“The Japanese Grand Prix takes place on one of the most fascinating and demanding tracks in Formula 1 history: Suzuka, with its unique figure of eight layout. This historic venue is a drivers’ favourite, being absolutely thrilling to drive in today’s ultra-competitive single-seaters. With its very significant lateral and vertical loads, Suzuka is as demanding on tyres as it is on drivers. These demands are equally distributed across all four wheels, with 10 right-handers and eight left-handers throughout the six-kilometre lap. As a result of these challenging characteristics, we bring some of the hardest tyres in the 2023 range to Japan: C1, C2, and C3. This is only nominally the same as last year's selection on account of the new C1 compound, which was introduced this season to slot in between the C2 and former C1 (now called C0). On Friday, all the teams will get the chance to test a new version of the C2 compound, with a view to homologating it for next season. This latest evolution should provide more grip than the current C2, and so fit in more coherently between the C1 and C3. For the first two free practice sessions, each driver will have two additional sets of tyres, compared to the usual 13 sets per weekend. This test is part of a development programme that was recently defined for 2024 and will continue with a new C4 compound to be tested on track during the Mexican Grand Prix weekend.”


  • At Suzuka the teams will have C1 as P Zero White hard, C2 as P Zero Yellow medium and C3 as P Zero Red soft.
  • The Japanese Grand Prix could spring a few surprises due to the high temperatures recorded last week, with highs of up to 33 degrees centigrade. If this continues, tyre degradation could become an important factor.

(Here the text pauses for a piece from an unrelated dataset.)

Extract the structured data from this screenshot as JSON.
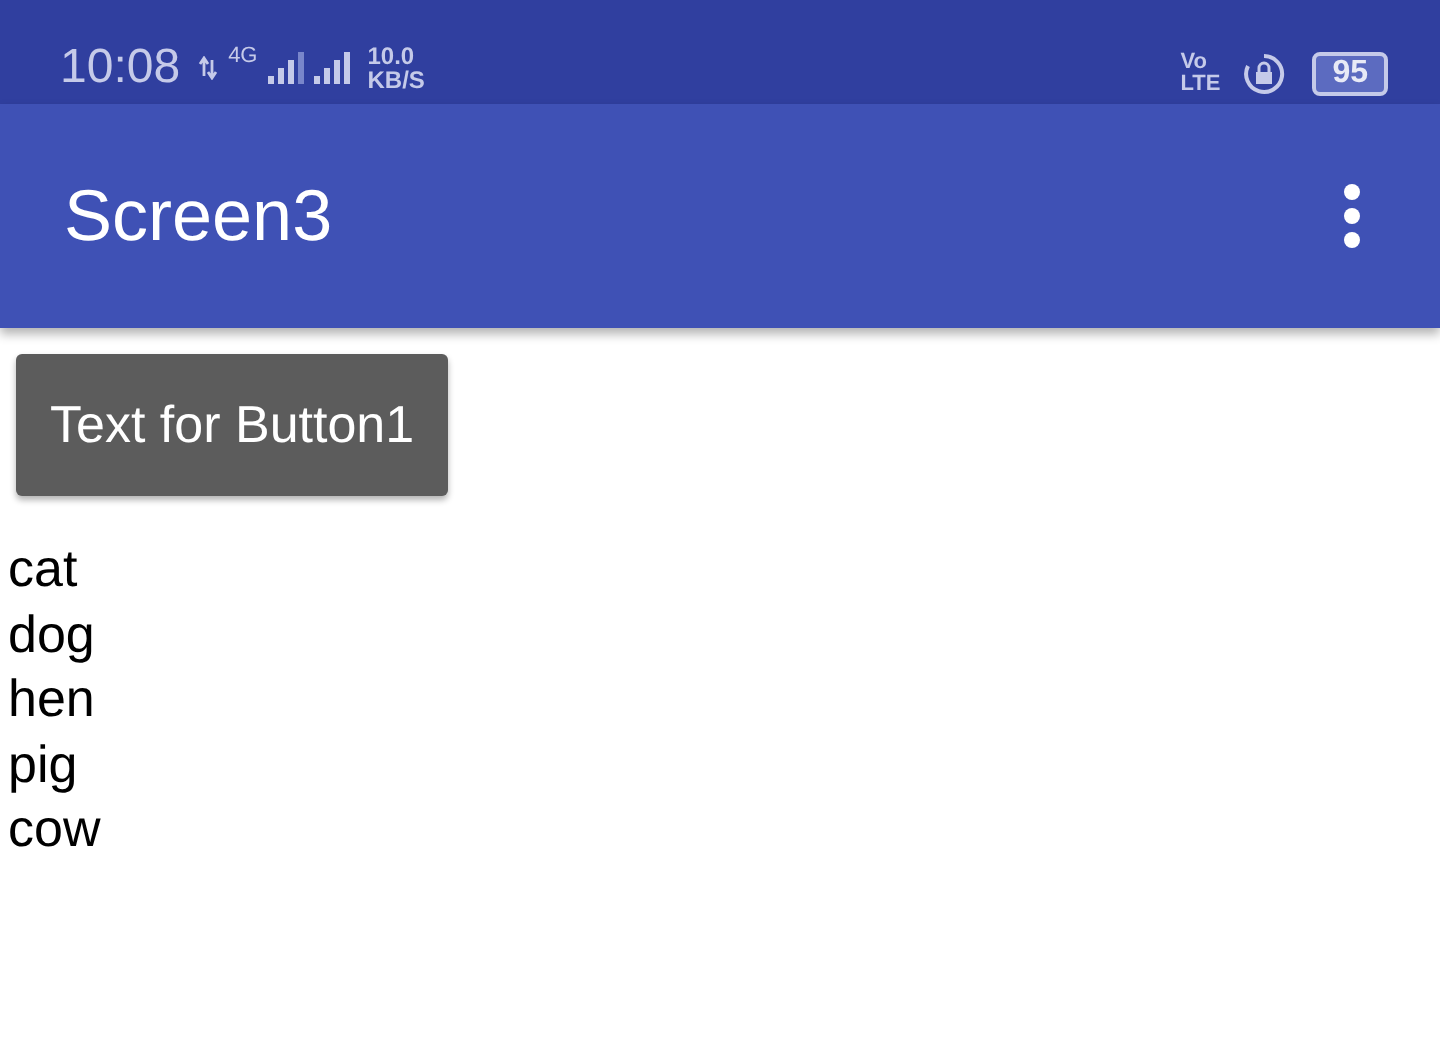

  • Weather conditions have often heavily influenced the Japanese Grand Prix. On four occasions (2004, 2009, 2010, and 2019) qualifying has been held on  Sunday morning due to torrential rain or the threat of a typhoon. 
  • In 2022, the race was interrupted due to rain on the first lap. The restart occurred three hours later, with only 45 minutes to go due to the maximum allowed race duration (four hours). In total, 28 laps were completed, with the drivers using only Cinturato intermediate and Full Wet tyres.
  • The asphalt at Suzuka features some of the highest levels of roughness and abrasion seen all season. Wear and degradation are important factors in determining the run plan for free practice, as well as race strategy. 
  • There have been 36 editions of the Japanese Grand Prix valid for the F1 World Championship: 32 of them hosted at Suzuka – Honda's home circuit – and four at Fuji, which belongs to Toyota.  The most victorious team is McLaren, with nine wins, while the driver who has won the most times is Michael Schumacher (six wins). In 1994 and 1995, the Pacific Grand Prix was also held in Japan, at the Aida circuit.
  • The Japanese Grand Prix has crowned a new world champion 11 times: most recently last year, when Max Verstappen won his second world title. In 1995, Michael Schumacher also became world champion for the second time after winning the Pacific Grand Prix.

Founded in 1872, Pirelli is a company with deep Italian roots now recognised all over the world for its cutting-edge technology, capacity for innovation, and the quality of its products. Motorsport has always played an important part in Pirelli’s strategy, following the ‘race to road’ philosophy. The company has been engaged in motorsport for 116 years and today supplies tyres to more than 350 championships on both two and four wheels. Pirelli pays constant attention to the most efficient use of natural resources and energy, and will reach carbon neutrality by 2030.
Pirelli has been Global Tyre Partner of the FIA Formula 1 World Championship since 2011. The company also supplies championships including FIA Formula 2, FIA Formula 3, Formula Regional European Championship by Alpine, FIA World Rally Championship and GT World Challenge, alongside numerous national series.